**TO DO**
Pick out each line with the word "true" from the material that follows.

**EXTRACTED ENTRIES**

BEGIN

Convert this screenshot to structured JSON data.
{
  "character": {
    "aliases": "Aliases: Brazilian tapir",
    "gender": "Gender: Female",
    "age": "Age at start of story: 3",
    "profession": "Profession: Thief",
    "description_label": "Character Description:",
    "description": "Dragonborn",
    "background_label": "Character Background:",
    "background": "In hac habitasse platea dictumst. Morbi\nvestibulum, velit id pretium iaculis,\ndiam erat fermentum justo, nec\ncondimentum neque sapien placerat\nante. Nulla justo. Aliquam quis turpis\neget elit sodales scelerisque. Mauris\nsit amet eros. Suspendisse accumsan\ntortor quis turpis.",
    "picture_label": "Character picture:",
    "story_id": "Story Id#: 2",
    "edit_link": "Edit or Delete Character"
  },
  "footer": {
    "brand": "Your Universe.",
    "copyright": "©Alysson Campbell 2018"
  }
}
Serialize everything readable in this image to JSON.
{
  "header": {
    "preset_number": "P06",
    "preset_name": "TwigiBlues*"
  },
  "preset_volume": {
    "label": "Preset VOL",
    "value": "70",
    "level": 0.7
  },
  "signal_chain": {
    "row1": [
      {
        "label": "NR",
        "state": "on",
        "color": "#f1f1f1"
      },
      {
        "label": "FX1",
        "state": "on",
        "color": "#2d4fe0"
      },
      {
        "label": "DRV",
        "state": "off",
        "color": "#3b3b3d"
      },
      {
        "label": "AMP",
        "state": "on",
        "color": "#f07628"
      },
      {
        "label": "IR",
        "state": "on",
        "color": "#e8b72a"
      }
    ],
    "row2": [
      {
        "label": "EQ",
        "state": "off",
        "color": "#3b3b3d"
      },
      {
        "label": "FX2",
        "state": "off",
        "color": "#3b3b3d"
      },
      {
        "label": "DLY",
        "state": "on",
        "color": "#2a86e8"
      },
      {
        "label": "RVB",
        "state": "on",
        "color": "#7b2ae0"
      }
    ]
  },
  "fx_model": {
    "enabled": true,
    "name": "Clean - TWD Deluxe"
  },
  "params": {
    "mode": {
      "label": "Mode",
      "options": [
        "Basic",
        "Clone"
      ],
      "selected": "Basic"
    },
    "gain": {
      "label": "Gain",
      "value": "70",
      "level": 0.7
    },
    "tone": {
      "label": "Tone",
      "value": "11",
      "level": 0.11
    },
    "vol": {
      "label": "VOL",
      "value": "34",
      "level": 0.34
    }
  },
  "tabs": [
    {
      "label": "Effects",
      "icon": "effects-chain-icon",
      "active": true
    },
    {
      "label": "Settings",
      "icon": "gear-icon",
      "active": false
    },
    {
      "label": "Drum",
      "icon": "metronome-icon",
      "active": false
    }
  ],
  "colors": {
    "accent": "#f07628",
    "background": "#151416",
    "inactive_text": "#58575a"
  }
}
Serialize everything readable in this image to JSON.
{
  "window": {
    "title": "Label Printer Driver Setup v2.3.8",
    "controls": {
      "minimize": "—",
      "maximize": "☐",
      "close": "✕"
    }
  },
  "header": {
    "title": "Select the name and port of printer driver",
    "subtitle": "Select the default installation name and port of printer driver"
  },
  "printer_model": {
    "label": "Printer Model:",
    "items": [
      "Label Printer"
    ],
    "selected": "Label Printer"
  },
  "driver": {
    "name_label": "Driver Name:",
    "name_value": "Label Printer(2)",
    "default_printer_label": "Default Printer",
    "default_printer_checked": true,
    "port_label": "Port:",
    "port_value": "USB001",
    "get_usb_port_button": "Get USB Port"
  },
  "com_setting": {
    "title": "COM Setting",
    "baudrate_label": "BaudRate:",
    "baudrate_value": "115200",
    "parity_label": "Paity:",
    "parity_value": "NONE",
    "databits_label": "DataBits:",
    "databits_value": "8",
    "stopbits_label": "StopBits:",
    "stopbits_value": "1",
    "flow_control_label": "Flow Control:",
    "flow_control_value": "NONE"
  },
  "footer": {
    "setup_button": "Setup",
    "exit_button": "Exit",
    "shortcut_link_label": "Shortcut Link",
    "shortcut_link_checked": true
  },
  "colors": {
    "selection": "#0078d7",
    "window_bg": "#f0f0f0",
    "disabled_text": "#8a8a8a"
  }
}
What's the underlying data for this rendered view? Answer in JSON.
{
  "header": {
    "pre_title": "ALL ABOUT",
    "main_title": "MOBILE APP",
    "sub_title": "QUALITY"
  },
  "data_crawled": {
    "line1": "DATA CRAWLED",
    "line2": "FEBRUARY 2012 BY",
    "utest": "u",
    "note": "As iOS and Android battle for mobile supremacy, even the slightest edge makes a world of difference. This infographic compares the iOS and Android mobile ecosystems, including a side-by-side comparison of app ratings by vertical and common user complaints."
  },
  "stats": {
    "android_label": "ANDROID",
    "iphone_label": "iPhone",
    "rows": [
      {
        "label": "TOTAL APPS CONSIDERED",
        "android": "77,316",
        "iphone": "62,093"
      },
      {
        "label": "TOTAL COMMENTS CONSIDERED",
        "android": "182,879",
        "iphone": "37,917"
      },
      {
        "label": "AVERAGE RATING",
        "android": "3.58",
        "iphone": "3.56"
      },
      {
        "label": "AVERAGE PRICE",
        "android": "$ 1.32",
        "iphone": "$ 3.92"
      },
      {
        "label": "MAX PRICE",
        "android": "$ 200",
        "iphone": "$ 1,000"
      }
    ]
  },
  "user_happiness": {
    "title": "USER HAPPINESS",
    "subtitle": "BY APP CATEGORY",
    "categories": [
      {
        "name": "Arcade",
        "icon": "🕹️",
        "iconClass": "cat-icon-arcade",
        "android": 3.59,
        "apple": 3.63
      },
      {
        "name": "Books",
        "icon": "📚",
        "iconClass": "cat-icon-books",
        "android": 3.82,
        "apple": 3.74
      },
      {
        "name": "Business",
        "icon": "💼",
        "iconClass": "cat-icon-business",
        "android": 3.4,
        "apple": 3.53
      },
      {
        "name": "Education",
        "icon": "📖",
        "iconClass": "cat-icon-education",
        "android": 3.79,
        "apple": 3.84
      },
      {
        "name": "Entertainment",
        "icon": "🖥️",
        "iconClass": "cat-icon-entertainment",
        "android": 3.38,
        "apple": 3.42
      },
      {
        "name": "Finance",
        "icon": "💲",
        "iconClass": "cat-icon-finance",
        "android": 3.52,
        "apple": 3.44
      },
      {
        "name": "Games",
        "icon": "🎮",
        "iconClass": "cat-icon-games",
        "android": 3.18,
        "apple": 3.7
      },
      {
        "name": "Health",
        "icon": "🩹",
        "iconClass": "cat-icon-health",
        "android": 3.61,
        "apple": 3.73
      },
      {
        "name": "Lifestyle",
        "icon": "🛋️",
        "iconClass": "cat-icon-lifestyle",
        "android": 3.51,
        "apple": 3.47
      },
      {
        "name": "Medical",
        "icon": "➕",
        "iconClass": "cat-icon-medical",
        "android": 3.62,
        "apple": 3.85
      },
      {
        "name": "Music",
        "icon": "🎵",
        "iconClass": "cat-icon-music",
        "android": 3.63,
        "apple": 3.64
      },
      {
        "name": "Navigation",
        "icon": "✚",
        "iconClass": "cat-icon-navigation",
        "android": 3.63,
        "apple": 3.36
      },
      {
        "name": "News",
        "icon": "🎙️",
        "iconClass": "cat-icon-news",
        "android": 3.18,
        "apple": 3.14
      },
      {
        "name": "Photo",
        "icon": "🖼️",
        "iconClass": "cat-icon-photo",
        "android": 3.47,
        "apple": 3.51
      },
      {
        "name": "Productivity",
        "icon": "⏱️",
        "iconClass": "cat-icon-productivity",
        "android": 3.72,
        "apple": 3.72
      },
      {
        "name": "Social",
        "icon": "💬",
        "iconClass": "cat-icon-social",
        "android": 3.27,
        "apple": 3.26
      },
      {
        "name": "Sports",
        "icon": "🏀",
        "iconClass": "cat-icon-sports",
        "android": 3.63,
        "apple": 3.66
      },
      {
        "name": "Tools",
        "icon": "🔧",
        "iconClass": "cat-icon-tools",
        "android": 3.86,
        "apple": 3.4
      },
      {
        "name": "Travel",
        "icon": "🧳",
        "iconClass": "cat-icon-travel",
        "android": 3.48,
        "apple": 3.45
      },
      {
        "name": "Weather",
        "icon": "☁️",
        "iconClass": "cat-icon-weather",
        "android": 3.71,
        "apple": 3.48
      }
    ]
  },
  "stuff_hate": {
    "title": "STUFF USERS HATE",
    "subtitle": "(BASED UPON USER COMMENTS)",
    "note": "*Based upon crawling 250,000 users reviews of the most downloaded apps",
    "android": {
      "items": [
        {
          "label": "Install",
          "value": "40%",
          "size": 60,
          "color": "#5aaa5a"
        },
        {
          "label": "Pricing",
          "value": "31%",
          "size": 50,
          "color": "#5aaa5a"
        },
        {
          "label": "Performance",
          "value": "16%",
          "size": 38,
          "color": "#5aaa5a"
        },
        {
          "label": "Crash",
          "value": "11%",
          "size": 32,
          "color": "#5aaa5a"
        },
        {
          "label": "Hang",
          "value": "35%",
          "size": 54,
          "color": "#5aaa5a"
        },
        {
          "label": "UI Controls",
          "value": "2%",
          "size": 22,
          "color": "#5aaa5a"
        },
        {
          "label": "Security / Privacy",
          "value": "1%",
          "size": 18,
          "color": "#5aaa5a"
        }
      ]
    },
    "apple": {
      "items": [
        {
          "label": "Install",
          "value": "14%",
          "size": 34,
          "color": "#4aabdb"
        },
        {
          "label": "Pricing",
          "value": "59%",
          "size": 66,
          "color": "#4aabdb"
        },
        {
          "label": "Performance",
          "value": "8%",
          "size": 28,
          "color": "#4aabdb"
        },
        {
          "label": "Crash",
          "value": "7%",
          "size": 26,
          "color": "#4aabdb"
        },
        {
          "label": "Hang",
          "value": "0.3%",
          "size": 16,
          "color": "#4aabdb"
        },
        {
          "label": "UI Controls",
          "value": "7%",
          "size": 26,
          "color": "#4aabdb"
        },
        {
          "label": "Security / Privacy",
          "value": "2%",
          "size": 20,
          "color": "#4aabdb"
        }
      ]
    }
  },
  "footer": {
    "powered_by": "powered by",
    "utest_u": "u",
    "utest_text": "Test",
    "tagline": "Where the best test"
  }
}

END

**OUTPUT OF THE EXERCISE**
    "enabled": true,
      "active": true
    "default_printer_checked": true,
    "shortcut_link_checked": true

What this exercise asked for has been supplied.